Respect for human rights, a pillar of democracy, is diminishing. The civil right of citizens to vote is an expression of inalienable human rights defined in the European Convention of Human Rights - which the parliamentary Conservative Party wants the ability to contravene. There is also an assault on human rights and human dignity in the treatment of asylum seekers and economic migrants. Having made a shambles of our immigration procedures – we do not provide adequate channels for asylum seekers to enter the country legally - contrary to refugee conventions we criminalise those who arrive by non-regulated means of entry. The backlog in assessing asylum applications is as much the result of intention as incompetence. This hostile environment intended as a vote-winning policy in marginal seats is another step towards populist authoritarianism.

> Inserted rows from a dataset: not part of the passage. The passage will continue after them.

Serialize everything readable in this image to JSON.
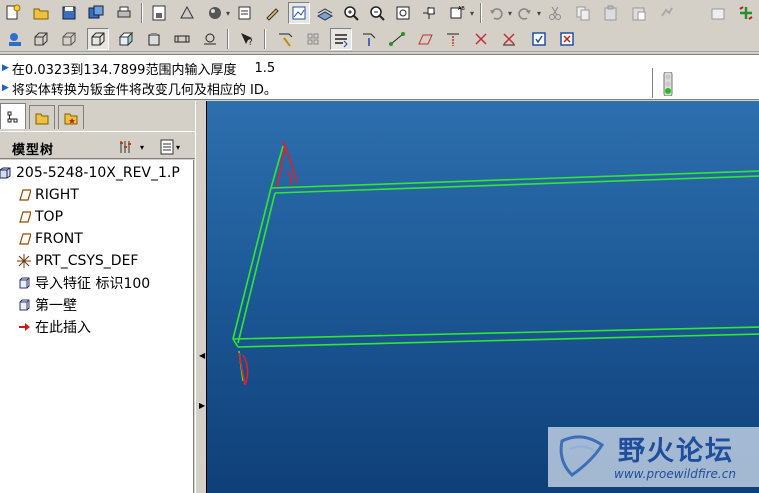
{
  "toolbar_top": {
    "icons": [
      "new-file-icon",
      "open-folder-icon",
      "save-icon",
      "save-copy-icon",
      "print-icon",
      "model-display-icon",
      "shading-icon",
      "render-icon",
      "appearance-icon",
      "spin-center-icon",
      "zoom-in-icon",
      "zoom-out-icon",
      "refit-icon",
      "reorient-icon",
      "saved-views-icon",
      "undo-icon",
      "redo-icon",
      "cut-icon",
      "copy-icon",
      "paste-icon",
      "paste-special-icon",
      "regenerate-icon"
    ],
    "redo_badge": "AB"
  },
  "toolbar_bottom": {
    "icons": [
      "info-icon",
      "wireframe-icon",
      "hidden-line-icon",
      "no-hidden-icon",
      "shaded-icon",
      "datum-planes-icon",
      "datum-axes-icon",
      "datum-points-icon",
      "csys-icon",
      "whats-this-icon",
      "sketch-tool-icon",
      "layers-icon",
      "extrude-icon",
      "flat-wall-icon",
      "edge-rip-icon",
      "surface-rip-icon",
      "rip-connect-icon",
      "accept-icon",
      "cancel-icon"
    ]
  },
  "message_area": {
    "line1_prompt": "在0.0323到134.7899范围内输入厚度",
    "line1_value": "1.5",
    "line2": "将实体转换为钣金件将改变几何及相应的 ID。"
  },
  "panel": {
    "tabs": [
      "model-tree-tab",
      "folder-browser-tab",
      "favorites-tab"
    ],
    "title": "模型树",
    "tree": [
      {
        "label": "205-5248-10X_REV_1.P",
        "icon": "part-icon"
      },
      {
        "label": "RIGHT",
        "icon": "datum-plane-icon"
      },
      {
        "label": "TOP",
        "icon": "datum-plane-icon"
      },
      {
        "label": "FRONT",
        "icon": "datum-plane-icon"
      },
      {
        "label": "PRT_CSYS_DEF",
        "icon": "csys-icon"
      },
      {
        "label": "导入特征 标识100",
        "icon": "feature-icon"
      },
      {
        "label": "第一壁",
        "icon": "feature-icon"
      },
      {
        "label": "在此插入",
        "icon": "insert-here-arrow-icon"
      }
    ]
  },
  "colors": {
    "viewport_top": "#2e6fae",
    "viewport_bottom": "#0f3f78",
    "edge_green": "#2fe82f",
    "edge_red": "#e0202a"
  },
  "watermark": {
    "title": "野火论坛",
    "url": "www.proewildfire.cn"
  }
}
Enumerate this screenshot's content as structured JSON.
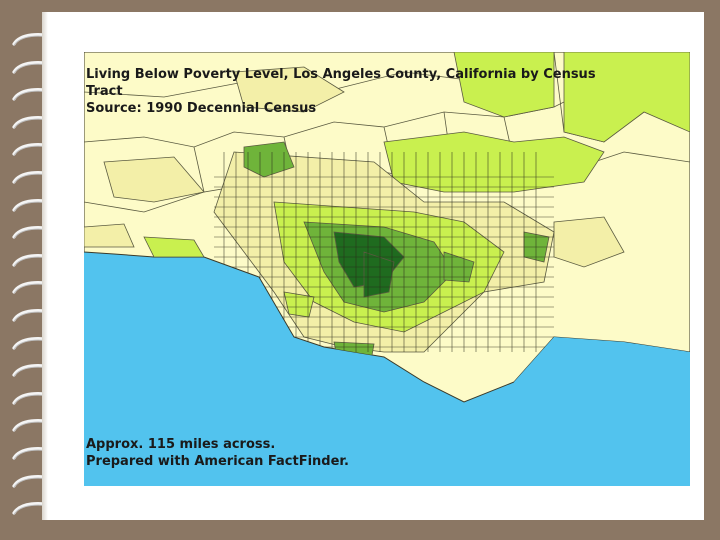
{
  "map": {
    "title_line1": "Living Below Poverty Level, Los Angeles County, California by Census",
    "title_line2": "Tract",
    "source": "Source: 1990 Decennial Census",
    "footer_line1": "Approx. 115 miles across.",
    "footer_line2": "Prepared with American FactFinder."
  },
  "colors": {
    "page_background": "#8b7764",
    "ocean": "#52c3ee",
    "land_lightest": "#fdfbc8",
    "land_light": "#f3efa8",
    "land_lime": "#c9f04f",
    "land_green": "#6fb43a",
    "land_dark_green": "#1f6b1f"
  },
  "binding": {
    "icon": "spiral-ring-icon",
    "ring_count": 18
  }
}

Government has a cavalier attitude towards food security. British farmers currently provide about half our food needs. Here is Liz Webster, chair of Save British Farming: “The Conservatives with their BREXIT messed up our trade. This also impacted our labour supply because it ended freedom of movement. It also removed the cap and food subsidies”. Informed comment from a sector that on the whole foolishly supported BREXIT. The Minister for Environment, Food and Rural Affairs, Thérèse Coffey, was booed at this February’s NFU (National Farmers Union) conference. Minette Batters, NFU President, attributed food supply-chain problems to BREXIT. It was refreshing to hear the truth. British farming has been blighted.
Finally, we come to the genuinely existential crisis which threatens everyone and to which farming contributes: climate change. The Government has given itself permission to defy COP agreements including the spirit of COP26 held under British chairmanship. It has repeatedly caved in to lobbying by the fossil fuel companies including granting new licenses for oil and gas exploration in the North Sea. As a result internationally agreed targets for reducing carbon emissions in the UK, Net-Zero by 2050, will be impossible to achieve.
The Government is generating flurries of announcements to hide that it is treading water. After 13 years, Tory rule has run its course. It is tired. It lacks talent. The Prime Minister’s judgement of who should be appointed to his Cabinet looks increasingly questionable. Scandal follows scandal. Senior Government Ministers follow each other onto the back benches. The vocabulary of politics, increasingly influenced by social media, swings from schoolboy jibes to dog-whistles to misinformation that fact-checkers can reveal as such in minutes.
As a university lecturer in Nigeria, I learned a lot about corruption and heard many pithy expressions. Commenting on their own politicians Nigerians often said: “they no savvy shame”. Words that perfectly fit 13 years of Tory rule. The May local elections will give some indication of whether the public agrees. But most likely, despite predictable losses it will remain Party first, country second. We may well have to wait until the last moment, in the autumn or winter of next year, before the Tories finally savvy shame.
See TheArticle 27/04/2023